Alzheimer’s Disease is the most common cause of dementia.
While it usually strikes older people, it can be seen in younger age groups as well.
Alzheimer’s causes several problems with cerebral functioning: memory loss, difficulty storing new memories, problems with language functions, depression, hallucinations, and problems with using mathematical functions, among others.
Alzheimer’s is progressive and leads to death about 5-10 years after diagnosis. Death usually occurs from disease-related causes (like pneumonia, cachexia, vascular diseases, etc.). Alzheimer’s may be the 5th or 6th leading cause of death in the US today.
Patients with Alzheimer’s develop an excessive amount of β-amyloid and tau protein in their brains. β-Amyloid forms the plaques that interfere with nerve signal transmission, among other things, and can be toxic to the nearby neurons. Tau protein acts to cause neurons to form neurofibrillary tangles and it too, is toxic to nerve cells. The areas of the brain most affected cause the results that are seen in the disease: memory loss, computational problems, etc.
What causes Alzheimer’s?
There IS a genetic component. The gene that contributes to the production of the plaques is found on chromosome 21. People with Down’s syndrome (Trisomy 21) have three copies of chromosome 21 and they produce about 2 times as much of this precursor that leads to the plaques which are a part of AD. They develop Alzheimer’s at an early age.
There are other genes on other chromosomes involved in the pathogenesis of AD, too. But genetics seems to only be part of the cause. Immune mechanisms seem to have a part to play, as do free radicals, diabetes, homocysteine, trauma to the brain and possibly other factors.
Treatment includes any of several drugs that may somewhat slow the progression of Alzheimer’s for a brief time but are unable to stop it.
One class of drugs are cholinesterase inhibitors. These inhibit the enzyme that breaks down acetylcholine (ACh), and allows more ACh to remain available to the neurons. As Alzheimer’s progresses, the amount of acetylcholine produced by the brain decreases. And ACh is important for proper memory function. As the enzyme that breaks down ACh gets blocked, ACh levels rise.
A different type of medication is also available, this one is an N-methyl D-aspartate (NMDA) antagonist. NMDA works by decreasing the amount of available glutamate in the brain. Higher than normal levels of glutamate can cause brain cell death.
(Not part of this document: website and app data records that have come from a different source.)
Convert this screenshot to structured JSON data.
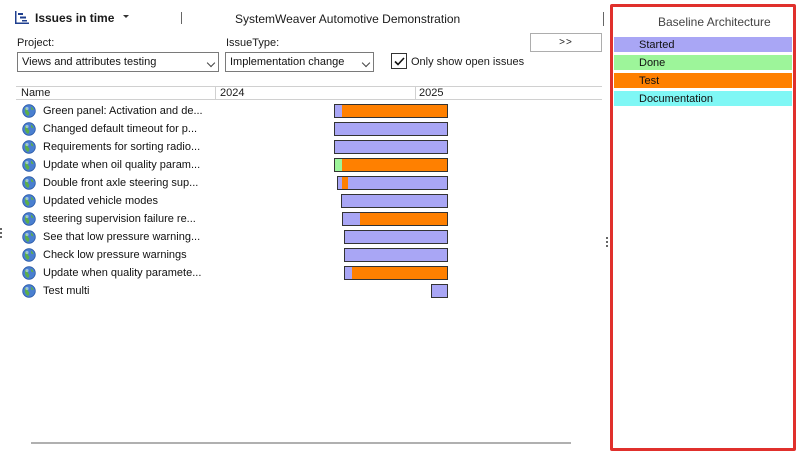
{
  "header": {
    "app_title": "Issues in time",
    "window_title": "SystemWeaver Automotive Demonstration"
  },
  "filters": {
    "project_label": "Project:",
    "project_value": "Views and attributes testing",
    "issuetype_label": "IssueType:",
    "issuetype_value": "Implementation change",
    "expand_label": ">>",
    "only_open_label": "Only show open issues",
    "only_open_checked": true
  },
  "table": {
    "columns": [
      "Name",
      "2024",
      "2025"
    ],
    "rows": [
      {
        "name": "Green panel: Activation and de...",
        "segments": [
          {
            "status": "started",
            "from": 0.0,
            "to": 0.07
          },
          {
            "status": "test",
            "from": 0.07,
            "to": 1.0
          }
        ]
      },
      {
        "name": "Changed default timeout for p...",
        "segments": [
          {
            "status": "started",
            "from": 0.0,
            "to": 1.0
          }
        ]
      },
      {
        "name": "Requirements for sorting radio...",
        "segments": [
          {
            "status": "started",
            "from": 0.0,
            "to": 1.0
          }
        ]
      },
      {
        "name": "Update when oil quality param...",
        "segments": [
          {
            "status": "done",
            "from": 0.0,
            "to": 0.07
          },
          {
            "status": "test",
            "from": 0.07,
            "to": 1.0
          }
        ]
      },
      {
        "name": "Double front axle steering sup...",
        "segments": [
          {
            "status": "started",
            "from": 0.03,
            "to": 0.07
          },
          {
            "status": "test",
            "from": 0.07,
            "to": 0.12
          },
          {
            "status": "started",
            "from": 0.12,
            "to": 1.0
          }
        ]
      },
      {
        "name": "Updated vehicle modes",
        "segments": [
          {
            "status": "started",
            "from": 0.06,
            "to": 1.0
          }
        ]
      },
      {
        "name": "steering supervision failure re...",
        "segments": [
          {
            "status": "started",
            "from": 0.07,
            "to": 0.23
          },
          {
            "status": "test",
            "from": 0.23,
            "to": 1.0
          }
        ]
      },
      {
        "name": "See that low pressure warning...",
        "segments": [
          {
            "status": "started",
            "from": 0.09,
            "to": 1.0
          }
        ]
      },
      {
        "name": "Check low pressure warnings",
        "segments": [
          {
            "status": "started",
            "from": 0.09,
            "to": 1.0
          }
        ]
      },
      {
        "name": "Update when quality paramete...",
        "segments": [
          {
            "status": "started",
            "from": 0.09,
            "to": 0.16
          },
          {
            "status": "test",
            "from": 0.16,
            "to": 1.0
          }
        ]
      },
      {
        "name": "Test multi",
        "segments": [
          {
            "status": "started",
            "from": 0.86,
            "to": 1.0
          }
        ]
      }
    ]
  },
  "legend": {
    "title": "Baseline Architecture",
    "items": [
      {
        "key": "started",
        "label": "Started",
        "color": "#a9a6f5"
      },
      {
        "key": "done",
        "label": "Done",
        "color": "#9df59a"
      },
      {
        "key": "test",
        "label": "Test",
        "color": "#ff8000"
      },
      {
        "key": "documentation",
        "label": "Documentation",
        "color": "#7ff7f5"
      }
    ]
  },
  "colors": {
    "highlight_border": "#e0302c"
  },
  "icons": {
    "title_icon": "timeline-chart-icon",
    "row_icon": "globe-icon",
    "check_icon": "checkmark-icon"
  }
}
Regrettably, these drugs, even when used in combination, only delay the inevitable. Perhaps they will allow the patient to be able to continue to be able to use the bathroom on his own for several more months. It makes things a little easier on the patient and family, and helps the patient maintain some dignity.
New Alzheimer’s treatments on the horizon
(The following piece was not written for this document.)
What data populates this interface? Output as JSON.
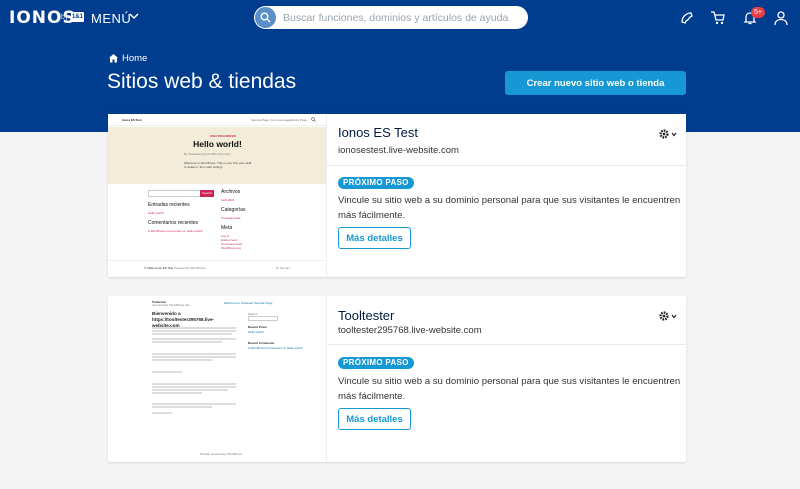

However, there is some interesting information available, including a new treatment in clinical trials.
First is a vaccine. Researchers found several years ago that in mice models of Alzheimer’s, immunologically stimulating the mice by using fragments of proteins found in Alzheimer’s caused improvements in memory, reduced inflammation, may have healed and/or caused new neurons to form and helped clear away plaque deposits.
Glatiramer, a drug that is given to patients with multiple sclerosis, seemed to produce similar results. Glatiramer is now just starting human trials in patients with Alzheimer’s. So the possibility exists that this immunomodulatory drug may do more than just slow the inevitable course of the disease. Groups of patients are now starting to receive the drug via injection, and they will be carefully observed to see if cognitive function improves and if plaques diminish.
A vaccine was also developed and clinical trials were begun. But there were side effects from the vaccine that caused the trial to be ended. Research continues on how to make a vaccine that would avoid those complications. But that did, indirectly, lead to another therapy under study. Researchers intravenously infused pre-made anti-amyloid antibodies into Alzheimer’s patients. Research with this technique is continuing.
In a paper just published this month, a research team has found that the areas of the brain most compromised by beta amyloid and tau protein also have a much higher level of iron in those areas. Alzheimer’s preferentially attacks certain areas of the brain, like the hippocampus early in the disease and spares others, like the thalamus, until later.
In the brains studied, the hippocampus’ iron levels were substantially higher that iron levels in the thalamus. This will lead to further research and may provide some additional potential treatment for Alzheimer’s. Though that would be years away.
So, while current therapy for Alzheimer’s Disease is only able to temporarily slow its progression, there are some drug studies in progress of therapies that may be able to do much more.